To promote the effective and efficient integration of technology into the instructional, learning, and administrative processes and to utilize technology to deliver enhanced digital educational opportunities to students at all levels throughout Nebraska on an equitable and affordable basis.
This initiative will involve the coordination and promotion of several major systems and applications that heretofore have either been developed mostly at the local level or have not been replicated statewide.
The initiative will be dependent upon adequate Internet connectivity and transport bandwidth for learners, instructors, administrators, and for educational attendance sites. A minimum acceptable level of classroom technology will have to be established for the initiative to be successful.
The Digital Education Initiative will recognize that many standalone and disparate software applications are needing to undergo integration and convergence so that an instructor can: 1) research digital content, 2) construct a lesson or unit on a computer in a series of virtual or face-to-face or videoconferencing activities using rich multimedia, 3) assess the learners electronically, and then 4) move the student data to a database or data warehouse, 5) export relevant achievement and attendance data to a web-based student information system so parents, or the students themselves, can view it from home; 6) export data to a statewide student information system; and then finally 7) make "real-time" instructional decisions based upon the recently documented progress of the learners.
The primary components of the Digital Education Initiative would include:
Establishing a Digital Education Initiative is critical to Nebraska's future. Internet has gone from a "nice to have" educational application of the 1990's to the "must have" mission critical source of information for the 21st Century. So much of what teachers, students, and administrators do today is tied to Internet-based information and communication. Although Nebraska's ranking of 'students per high speed, Internet-connected computer in the classroom' seems to compare favorably with the U.S. average, it still makes it challenging for students to complete their digital assignments when they are expected to share two or three students to a computer, or to wait their turn to be able to use a computer. Educators and administrators everywhere should continue to make technology investments until 1:1 computer or 1:1 Internet-connected device use is attained.
The benefits of the Digital Education Initiative would include:
• Greater technical capacity for schools and colleges to meet the increasing demands of a more diverse customer base;
• More equitable and affordable Internet access for Nebraska schools and colleges;
• A comprehensive Web-based approach to curriculum mapping and organization and automation of student assessment data gathering and depiction;
• The availability of rich, digital media to the desktop that is indexed to Nebraska standards, catalogued, and searchable by the educator or student;
• A more systematic approach to synchronous video distance learning that enables Nebraska schools and colleges to exchange more courses, staff development and training, and ad hoc learning opportunities.

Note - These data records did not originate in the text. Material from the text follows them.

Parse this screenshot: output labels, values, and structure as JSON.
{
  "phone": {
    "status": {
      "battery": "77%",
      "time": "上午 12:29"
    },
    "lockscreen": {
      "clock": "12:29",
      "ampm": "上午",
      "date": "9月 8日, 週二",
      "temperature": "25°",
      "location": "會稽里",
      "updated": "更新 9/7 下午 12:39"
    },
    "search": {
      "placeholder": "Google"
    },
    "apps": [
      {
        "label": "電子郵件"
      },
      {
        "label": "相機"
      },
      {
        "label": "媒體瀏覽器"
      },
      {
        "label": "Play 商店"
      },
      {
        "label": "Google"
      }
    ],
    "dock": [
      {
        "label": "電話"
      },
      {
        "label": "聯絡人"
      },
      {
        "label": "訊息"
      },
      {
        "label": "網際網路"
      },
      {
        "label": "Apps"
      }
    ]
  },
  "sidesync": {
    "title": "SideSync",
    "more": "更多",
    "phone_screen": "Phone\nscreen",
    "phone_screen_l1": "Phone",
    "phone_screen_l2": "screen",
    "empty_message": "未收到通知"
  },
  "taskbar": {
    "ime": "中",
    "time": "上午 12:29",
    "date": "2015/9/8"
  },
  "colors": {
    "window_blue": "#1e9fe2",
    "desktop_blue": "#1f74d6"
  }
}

Each of the components of the Digital Education Initiative is vital to future student success in Nebraska. The components are especially pertinent in that these applications and services provide the foundation for capacity building in our schools and colleges.
1. Promote the availability, distribution, and use of digital media throughout the Nebraska educational community.
Refer to the Statewide Technology Plan for further information.